Spousal support may be awarded for as a result of longer term marriages and is based on a determination of equity by the Judge. In other words, the Judge will do what he or she believes is fair. The Court will traditionally use the below 11 factors to determine whether spousal support should be awarded to one party or the other. Those factors are:
(1) The parties past relations and conduct;
(2) The length of the marriage;
(3) The parties ability to work;
(4) The source and amount of property awarded to the parties;
(5) The parties’ ages;
(6) The ability to pay spousal support;
(7) The parties’ present situation;
(8) The parties’ needs;
(9) The parties’ health;
(10) The prior standard of living of the parties and whether the parties support others; and
(11) General principles of equity.
Unlike child support, there are no statutory mandated formulas to determine the amount of spousal support owed. Just like child support, spousal support may be modifiable due to a change of circumstances unless the parties agree that the support is not modifiable.

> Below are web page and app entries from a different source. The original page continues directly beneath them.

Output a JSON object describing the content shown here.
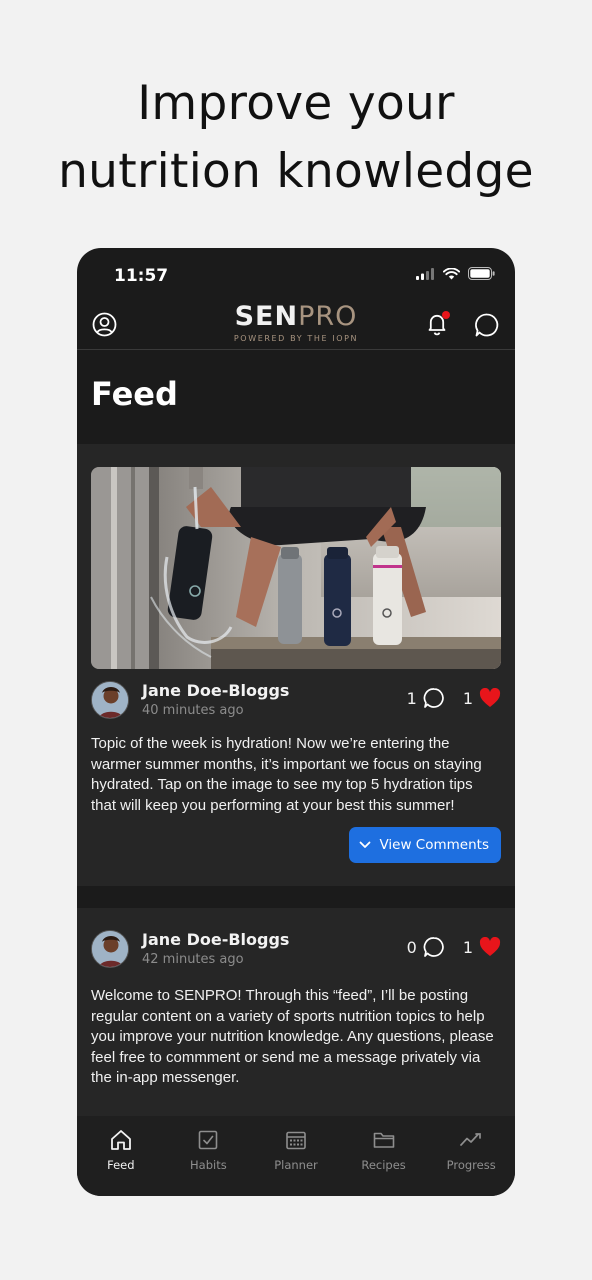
{
  "promo": {
    "headline_line1": "Improve your",
    "headline_line2": "nutrition knowledge"
  },
  "status_bar": {
    "time": "11:57"
  },
  "header": {
    "logo_sen": "SEN",
    "logo_pro": "PRO",
    "logo_tagline": "POWERED BY THE IOPN"
  },
  "page": {
    "title": "Feed"
  },
  "posts": [
    {
      "author": "Jane Doe-Bloggs",
      "time": "40 minutes ago",
      "comment_count": "1",
      "like_count": "1",
      "body": "Topic of the week is hydration! Now we’re entering the warmer summer months, it’s important we focus on staying hydrated. Tap on the image to see my top 5 hydration tips that will keep you performing at your best this summer!",
      "button_label": "View Comments"
    },
    {
      "author": "Jane Doe-Bloggs",
      "time": "42 minutes ago",
      "comment_count": "0",
      "like_count": "1",
      "body": "Welcome to SENPRO! Through this “feed”, I’ll be posting regular content on a variety of sports nutrition topics to help you improve your nutrition knowledge. Any questions, please feel free to commment or send me a message privately via the in-app messenger."
    }
  ],
  "tabs": [
    {
      "label": "Feed",
      "icon": "home-icon",
      "active": true
    },
    {
      "label": "Habits",
      "icon": "checkbox-icon"
    },
    {
      "label": "Planner",
      "icon": "calendar-icon"
    },
    {
      "label": "Recipes",
      "icon": "folder-icon"
    },
    {
      "label": "Progress",
      "icon": "trend-icon"
    }
  ],
  "colors": {
    "accent": "#1e6fe0",
    "heart": "#e8151b",
    "brand_gold": "#a89480",
    "notification_dot": "#e8151b"
  }
}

A party may revisit spousal support post judgment if the other spouse fails to pay debts that subject the other party to creditors.
Spousal support is taxable to the person receiving the benefit and deductible to the payer.